Reviewed by: Kenneth R. Morefield
|Featuring:||Edward Norton, Naomi Watts, Liev Schreiber, Sally Hawkins, Toby Jones|
|Producer:||Mark R. Gordon, Bob Yari, Robert F. Katz|
|Distributor:||Warner Independent Pictures|
“Sometimes the greatest journey is the distance between two people”
This film is based on a novel by Somerset Maugham.
The “Painted Veil” is a film that is in love with the idea of love. It is in such a hurry to get to its second act—in which the cuckolded Walter Fane takes his unfaithful wife into the heart of a cholera epidemic so that they can both discover too late that they actually do love rather than hate one another—that we are no more certain why Kitty was unfaithful than we are why Walter wanted to marry her in the first place. It turns out some good, old-fashioned hardship is the most effective form of couple’s therapy and that indifference is a greater sin against the idol of love than is adultery.
The biggest surprise in “The Painted Veil”—a film with precious few of them—may come in the final credits, where it is revealed that the film was shot on sound stages in Shanghai and on location in China. The film’s insistent, almost distracting, tight framing suggests soundstages to the attentive viewer; vistas were mostly used for picturesque establishing shots prior to cutting to somewhat unimaginatively shot interior or closely cropped exterior scene. So the revelation of the location shooting was a bit of a disappointment, indicating a lost opportunity to add a desperately needed sense of place to what is, after all is said and done, a rather small, domestic melodrama.
That is unless, of course, one has read the book by W. Somerset Maugham on which the film is based, in which case the film’s biggest surprise may come in the opening credits when the very American Edward Norton and the very modern Naomi Watts are introduced as the 1920s British couple of Walter and Kitty Fane.
Both are fine actors who have done superior work in other venues, but Norton especially is hampered by a character that is at odds with his iconic personality and a script that’s so ploddingly expository that there is nothing left for him to convey. In the early scenes, his reticence comes across more as modern, coy flirtation (think George Clooney) than as from someone who is truly emotionally stunted (think Henry Wilcox in “Howards End”).
An example of the latter problem would be a scene about midway through the film in which Kitty and Walter fight and Kitty leaves the room. The camera stays on Walter too long, removing any mystery as to whether he is genuinely indifferent to his wife or merely feigning (hmm, like his name) that emotion to hide his hurt. Eventually, Walter cocks his head towards the door to indicate he is listening and, for viewers who still haven’t grasped the point, walks to the door and reaches to open it only to bring himself up short.

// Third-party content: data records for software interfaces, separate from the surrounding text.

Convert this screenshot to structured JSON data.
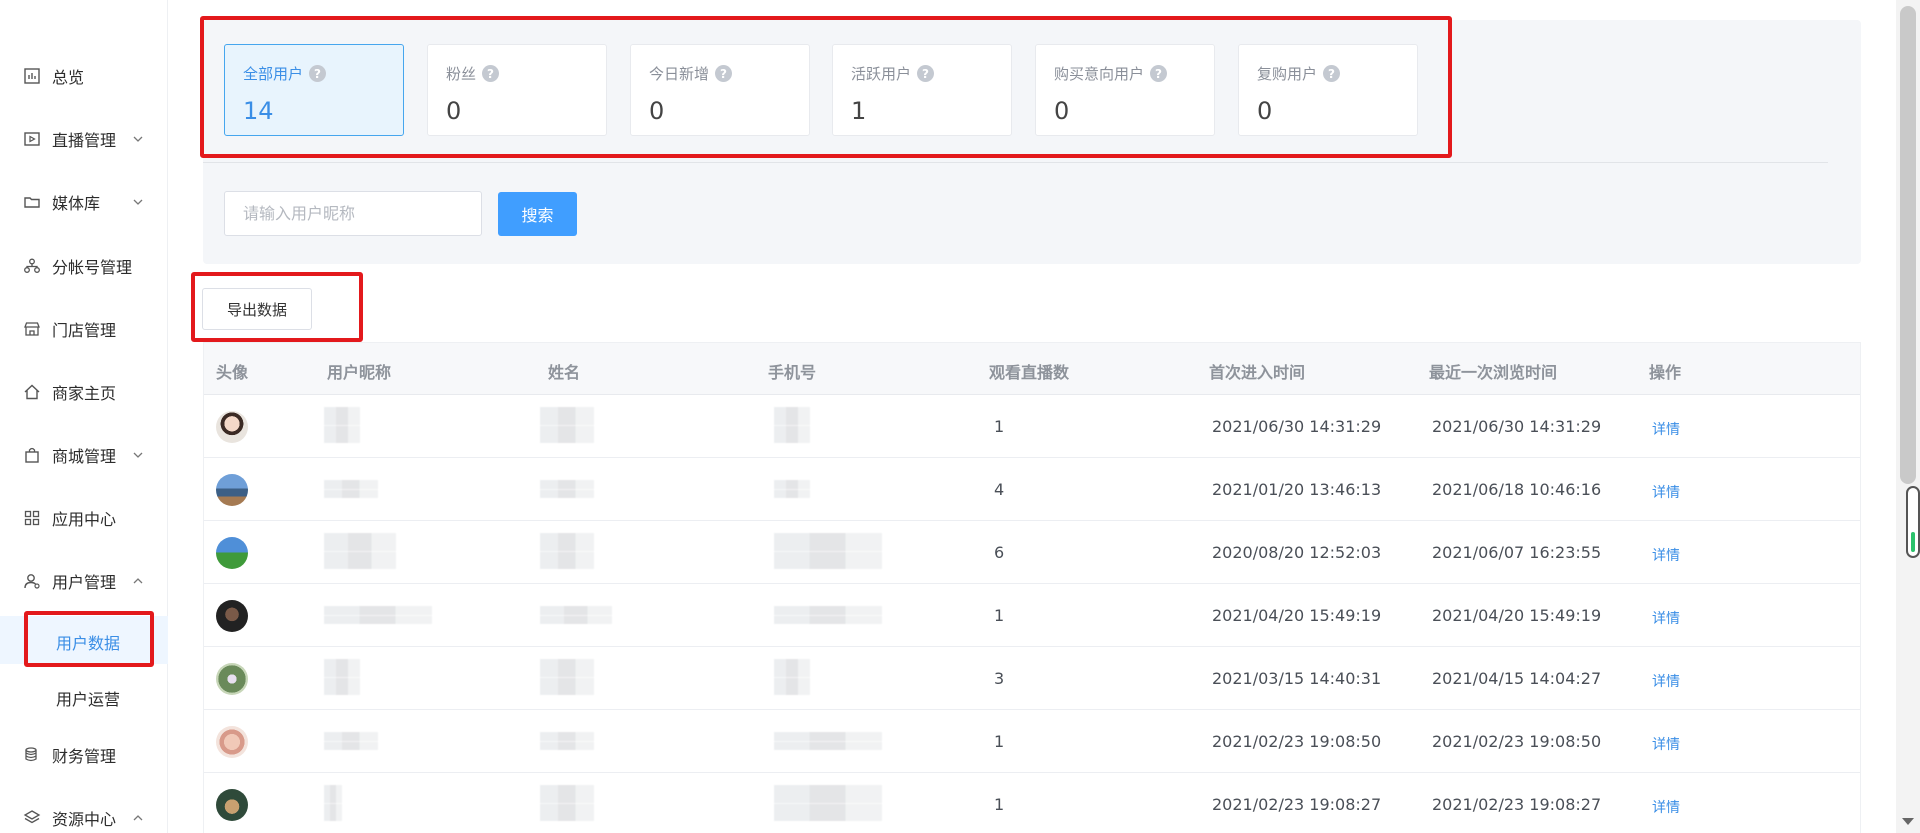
{
  "sidebar": {
    "items": [
      {
        "label": "总览",
        "icon": "chart-icon"
      },
      {
        "label": "直播管理",
        "icon": "play-icon"
      },
      {
        "label": "媒体库",
        "icon": "folder-icon"
      },
      {
        "label": "分帐号管理",
        "icon": "org-icon"
      },
      {
        "label": "门店管理",
        "icon": "store-icon"
      },
      {
        "label": "商家主页",
        "icon": "home-icon"
      },
      {
        "label": "商城管理",
        "icon": "bag-icon"
      },
      {
        "label": "应用中心",
        "icon": "grid-icon"
      },
      {
        "label": "用户管理",
        "icon": "user-icon"
      },
      {
        "label": "财务管理",
        "icon": "coins-icon"
      },
      {
        "label": "资源中心",
        "icon": "layers-icon"
      }
    ],
    "sub_items": [
      {
        "label": "用户数据",
        "active": true
      },
      {
        "label": "用户运营",
        "active": false
      }
    ]
  },
  "stats": [
    {
      "label": "全部用户",
      "value": "14",
      "active": true
    },
    {
      "label": "粉丝",
      "value": "0",
      "active": false
    },
    {
      "label": "今日新增",
      "value": "0",
      "active": false
    },
    {
      "label": "活跃用户",
      "value": "1",
      "active": false
    },
    {
      "label": "购买意向用户",
      "value": "0",
      "active": false
    },
    {
      "label": "复购用户",
      "value": "0",
      "active": false
    }
  ],
  "help_glyph": "?",
  "search": {
    "placeholder": "请输入用户昵称",
    "value": "",
    "button_label": "搜索"
  },
  "export_label": "导出数据",
  "table": {
    "headers": [
      "头像",
      "用户昵称",
      "姓名",
      "手机号",
      "观看直播数",
      "首次进入时间",
      "最近一次浏览时间",
      "操作"
    ],
    "action_label": "详情",
    "rows": [
      {
        "views": "1",
        "first_visit": "2021/06/30 14:31:29",
        "last_visit": "2021/06/30 14:31:29"
      },
      {
        "views": "4",
        "first_visit": "2021/01/20 13:46:13",
        "last_visit": "2021/06/18 10:46:16"
      },
      {
        "views": "6",
        "first_visit": "2020/08/20 12:52:03",
        "last_visit": "2021/06/07 16:23:55"
      },
      {
        "views": "1",
        "first_visit": "2021/04/20 15:49:19",
        "last_visit": "2021/04/20 15:49:19"
      },
      {
        "views": "3",
        "first_visit": "2021/03/15 14:40:31",
        "last_visit": "2021/04/15 14:04:27"
      },
      {
        "views": "1",
        "first_visit": "2021/02/23 19:08:50",
        "last_visit": "2021/02/23 19:08:50"
      },
      {
        "views": "1",
        "first_visit": "2021/02/23 19:08:27",
        "last_visit": "2021/02/23 19:08:27"
      }
    ]
  },
  "colors": {
    "accent": "#409eff",
    "highlight": "#e3191c",
    "active_bg": "#e8f4fd"
  }
}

Watts fares better than Norton, though she is saddled with several long speeches to underline the conflicts that would make more sense were she supposed to be a modern character raised to be introspective rather than a superficial, immature and bored newlywed. She is also a bit too physically imposing to fit as a character about whom we are repeatedly told is small and fragile.
Where a stronger, smarter film that trusted its audience would have let the actors convey some conflict or allowed for more ambiguity in the middle scenes, “The Painted Veil” goes out of its way to explain itself at every step. Between all that expository dialogue and the film telegraphing the emotional movement of the characters three scenes in advance, there simply isn’t much dramatic tension. When the couple finally reconnects, it feels more inevitable than surprising.
None of this means the film is particularly bad. It is drearily competent, enough so that should viewers have a predisposition to emotionally connect with the material, they may not find the lack of any deep insight or depth a problem. By the end, we’ve learned loving your spouse is better than not and that greater happiness may be found in faithfulness than in carnal pleasures.
The film does retain vestiges of some of Maugham’s acerbic, post-World War I cynicism, perhaps best seen in a speech given by the mother superior of the convent where Kitty volunteers who likens her own relationship to God to that of an elderly married couple who have grown indifferent to one another. Walter also makes one speech impugning the nuns’ motivations for doing missionary work, though this is presented in the film as coming from a place of personal anger or bitterness and not offered as a serious critique of the church or an actual conflict of worldviews between the married couple.
If I come across as suspicious towards the film’s championing of love, it may be because Kitty’s and Walter’s reconciliation appears to me to be based more on emotional penance and physical loneliness than it is on actual forgiveness or growing spiritual unity, so it is hard for me to see the eventual love the film champions as being substantially different from the initial infatuation and resignation that led to the marriage in the first place. I believe that Walter’s and Kitty’s newfound love is real because the film tells me so, but the love at the end of the film is the amorphous, fuzzy sort of emotional love that people “fall” into rather than choose, and it thus comes across as more accidental than heroic or redemptive.
The “Painted Veil” is rated PG-13 for partial nudity and some disturbing images of death and illness.
My Grade B-
Violence: Mild / Profanity: Minor / Sex/Nudity: Mild